■ PROBLEM TO SOLVE
The entries are to be repeated in full, without any change.

• • • • •

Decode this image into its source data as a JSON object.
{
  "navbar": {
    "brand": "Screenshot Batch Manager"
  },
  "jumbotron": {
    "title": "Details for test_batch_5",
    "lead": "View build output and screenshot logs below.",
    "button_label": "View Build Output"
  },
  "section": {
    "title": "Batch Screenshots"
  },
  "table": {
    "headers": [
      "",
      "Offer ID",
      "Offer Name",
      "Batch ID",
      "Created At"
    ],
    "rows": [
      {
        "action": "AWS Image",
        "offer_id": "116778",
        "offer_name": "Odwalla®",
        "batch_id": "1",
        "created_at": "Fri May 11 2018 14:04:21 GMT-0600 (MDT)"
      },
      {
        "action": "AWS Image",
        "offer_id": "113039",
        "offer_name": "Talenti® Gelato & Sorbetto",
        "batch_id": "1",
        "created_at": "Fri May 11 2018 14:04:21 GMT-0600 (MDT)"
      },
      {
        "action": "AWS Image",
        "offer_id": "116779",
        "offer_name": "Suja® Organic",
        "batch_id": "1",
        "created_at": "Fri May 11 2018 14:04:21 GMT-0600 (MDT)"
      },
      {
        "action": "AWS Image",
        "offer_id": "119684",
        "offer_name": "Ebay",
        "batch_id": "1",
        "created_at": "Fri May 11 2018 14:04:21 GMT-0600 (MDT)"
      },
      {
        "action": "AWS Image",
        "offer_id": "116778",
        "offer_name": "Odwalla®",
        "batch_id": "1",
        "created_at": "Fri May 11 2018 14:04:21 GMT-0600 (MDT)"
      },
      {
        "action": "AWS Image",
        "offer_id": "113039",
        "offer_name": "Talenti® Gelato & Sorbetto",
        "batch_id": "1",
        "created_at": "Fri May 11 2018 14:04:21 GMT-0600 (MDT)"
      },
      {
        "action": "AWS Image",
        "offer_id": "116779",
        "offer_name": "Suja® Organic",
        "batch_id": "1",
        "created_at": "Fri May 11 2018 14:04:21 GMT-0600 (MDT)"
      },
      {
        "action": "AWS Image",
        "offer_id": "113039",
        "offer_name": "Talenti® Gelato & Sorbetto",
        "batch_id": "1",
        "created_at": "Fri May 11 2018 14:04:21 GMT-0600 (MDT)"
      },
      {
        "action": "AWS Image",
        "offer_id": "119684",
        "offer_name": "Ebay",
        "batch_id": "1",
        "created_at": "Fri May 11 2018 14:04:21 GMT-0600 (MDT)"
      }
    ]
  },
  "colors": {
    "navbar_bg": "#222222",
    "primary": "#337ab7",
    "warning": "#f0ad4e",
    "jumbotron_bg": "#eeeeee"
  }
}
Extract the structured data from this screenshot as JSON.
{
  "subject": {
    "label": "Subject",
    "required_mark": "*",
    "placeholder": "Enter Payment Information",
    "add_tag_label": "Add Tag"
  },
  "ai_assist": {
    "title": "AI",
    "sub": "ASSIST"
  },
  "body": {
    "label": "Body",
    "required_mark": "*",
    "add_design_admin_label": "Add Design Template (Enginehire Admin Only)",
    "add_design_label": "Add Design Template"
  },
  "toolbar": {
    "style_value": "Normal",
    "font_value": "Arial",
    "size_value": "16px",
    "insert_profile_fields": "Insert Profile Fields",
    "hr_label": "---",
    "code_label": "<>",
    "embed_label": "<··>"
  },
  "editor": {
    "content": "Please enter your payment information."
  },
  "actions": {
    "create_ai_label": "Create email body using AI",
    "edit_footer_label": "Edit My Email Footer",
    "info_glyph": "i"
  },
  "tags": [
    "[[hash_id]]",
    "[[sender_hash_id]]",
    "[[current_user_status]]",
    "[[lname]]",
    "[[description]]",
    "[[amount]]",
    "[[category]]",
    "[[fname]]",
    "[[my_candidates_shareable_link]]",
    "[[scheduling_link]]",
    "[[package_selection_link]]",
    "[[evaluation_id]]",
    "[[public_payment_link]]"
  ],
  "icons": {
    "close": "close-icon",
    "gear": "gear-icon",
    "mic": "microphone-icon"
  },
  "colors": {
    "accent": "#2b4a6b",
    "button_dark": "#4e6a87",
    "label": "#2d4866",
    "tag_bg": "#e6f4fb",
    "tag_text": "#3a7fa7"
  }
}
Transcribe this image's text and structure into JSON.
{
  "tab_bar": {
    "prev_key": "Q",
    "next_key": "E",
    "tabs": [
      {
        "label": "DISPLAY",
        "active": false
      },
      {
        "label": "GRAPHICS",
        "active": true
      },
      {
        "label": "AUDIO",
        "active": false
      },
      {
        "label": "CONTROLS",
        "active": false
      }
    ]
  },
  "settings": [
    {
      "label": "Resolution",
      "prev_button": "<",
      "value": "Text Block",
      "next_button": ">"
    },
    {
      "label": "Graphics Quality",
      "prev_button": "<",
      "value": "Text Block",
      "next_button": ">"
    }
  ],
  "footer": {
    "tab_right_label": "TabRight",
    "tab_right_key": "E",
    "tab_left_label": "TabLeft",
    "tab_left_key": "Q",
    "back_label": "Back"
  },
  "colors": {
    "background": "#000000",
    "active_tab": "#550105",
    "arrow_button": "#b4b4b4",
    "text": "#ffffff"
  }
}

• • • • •

■ OUTPUT FOR THIS TASK
Decode this image into its source data as a JSON object.
{
  "navbar": {
    "brand": "Screenshot Batch Manager"
  },
  "jumbotron": {
    "title": "Details for test_batch_5",
    "lead": "View build output and screenshot logs below.",
    "button_label": "View Build Output"
  },
  "section": {
    "title": "Batch Screenshots"
  },
  "table": {
    "headers": [
      "",
      "Offer ID",
      "Offer Name",
      "Batch ID",
      "Created At"
    ],
    "rows": [
      {
        "action": "AWS Image",
        "offer_id": "116778",
        "offer_name": "Odwalla®",
        "batch_id": "1",
        "created_at": "Fri May 11 2018 14:04:21 GMT-0600 (MDT)"
      },
      {
        "action": "AWS Image",
        "offer_id": "113039",
        "offer_name": "Talenti® Gelato & Sorbetto",
        "batch_id": "1",
        "created_at": "Fri May 11 2018 14:04:21 GMT-0600 (MDT)"
      },
      {
        "action": "AWS Image",
        "offer_id": "116779",
        "offer_name": "Suja® Organic",
        "batch_id": "1",
        "created_at": "Fri May 11 2018 14:04:21 GMT-0600 (MDT)"
      },
      {
        "action": "AWS Image",
        "offer_id": "119684",
        "offer_name": "Ebay",
        "batch_id": "1",
        "created_at": "Fri May 11 2018 14:04:21 GMT-0600 (MDT)"
      },
      {
        "action": "AWS Image",
        "offer_id": "116778",
        "offer_name": "Odwalla®",
        "batch_id": "1",
        "created_at": "Fri May 11 2018 14:04:21 GMT-0600 (MDT)"
      },
      {
        "action": "AWS Image",
        "offer_id": "113039",
        "offer_name": "Talenti® Gelato & Sorbetto",
        "batch_id": "1",
        "created_at": "Fri May 11 2018 14:04:21 GMT-0600 (MDT)"
      },
      {
        "action": "AWS Image",
        "offer_id": "116779",
        "offer_name": "Suja® Organic",
        "batch_id": "1",
        "created_at": "Fri May 11 2018 14:04:21 GMT-0600 (MDT)"
      },
      {
        "action": "AWS Image",
        "offer_id": "113039",
        "offer_name": "Talenti® Gelato & Sorbetto",
        "batch_id": "1",
        "created_at": "Fri May 11 2018 14:04:21 GMT-0600 (MDT)"
      },
      {
        "action": "AWS Image",
        "offer_id": "119684",
        "offer_name": "Ebay",
        "batch_id": "1",
        "created_at": "Fri May 11 2018 14:04:21 GMT-0600 (MDT)"
      }
    ]
  },
  "colors": {
    "navbar_bg": "#222222",
    "primary": "#337ab7",
    "warning": "#f0ad4e",
    "jumbotron_bg": "#eeeeee"
  }
}
Extract the structured data from this screenshot as JSON.
{
  "subject": {
    "label": "Subject",
    "required_mark": "*",
    "placeholder": "Enter Payment Information",
    "add_tag_label": "Add Tag"
  },
  "ai_assist": {
    "title": "AI",
    "sub": "ASSIST"
  },
  "body": {
    "label": "Body",
    "required_mark": "*",
    "add_design_admin_label": "Add Design Template (Enginehire Admin Only)",
    "add_design_label": "Add Design Template"
  },
  "toolbar": {
    "style_value": "Normal",
    "font_value": "Arial",
    "size_value": "16px",
    "insert_profile_fields": "Insert Profile Fields",
    "hr_label": "---",
    "code_label": "<>",
    "embed_label": "<··>"
  },
  "editor": {
    "content": "Please enter your payment information."
  },
  "actions": {
    "create_ai_label": "Create email body using AI",
    "edit_footer_label": "Edit My Email Footer",
    "info_glyph": "i"
  },
  "tags": [
    "[[hash_id]]",
    "[[sender_hash_id]]",
    "[[current_user_status]]",
    "[[lname]]",
    "[[description]]",
    "[[amount]]",
    "[[category]]",
    "[[fname]]",
    "[[my_candidates_shareable_link]]",
    "[[scheduling_link]]",
    "[[package_selection_link]]",
    "[[evaluation_id]]",
    "[[public_payment_link]]"
  ],
  "icons": {
    "close": "close-icon",
    "gear": "gear-icon",
    "mic": "microphone-icon"
  },
  "colors": {
    "accent": "#2b4a6b",
    "button_dark": "#4e6a87",
    "label": "#2d4866",
    "tag_bg": "#e6f4fb",
    "tag_text": "#3a7fa7"
  }
}
Transcribe this image's text and structure into JSON.
{
  "tab_bar": {
    "prev_key": "Q",
    "next_key": "E",
    "tabs": [
      {
        "label": "DISPLAY",
        "active": false
      },
      {
        "label": "GRAPHICS",
        "active": true
      },
      {
        "label": "AUDIO",
        "active": false
      },
      {
        "label": "CONTROLS",
        "active": false
      }
    ]
  },
  "settings": [
    {
      "label": "Resolution",
      "prev_button": "<",
      "value": "Text Block",
      "next_button": ">"
    },
    {
      "label": "Graphics Quality",
      "prev_button": "<",
      "value": "Text Block",
      "next_button": ">"
    }
  ],
  "footer": {
    "tab_right_label": "TabRight",
    "tab_right_key": "E",
    "tab_left_label": "TabLeft",
    "tab_left_key": "Q",
    "back_label": "Back"
  },
  "colors": {
    "background": "#000000",
    "active_tab": "#550105",
    "arrow_button": "#b4b4b4",
    "text": "#ffffff"
  }
}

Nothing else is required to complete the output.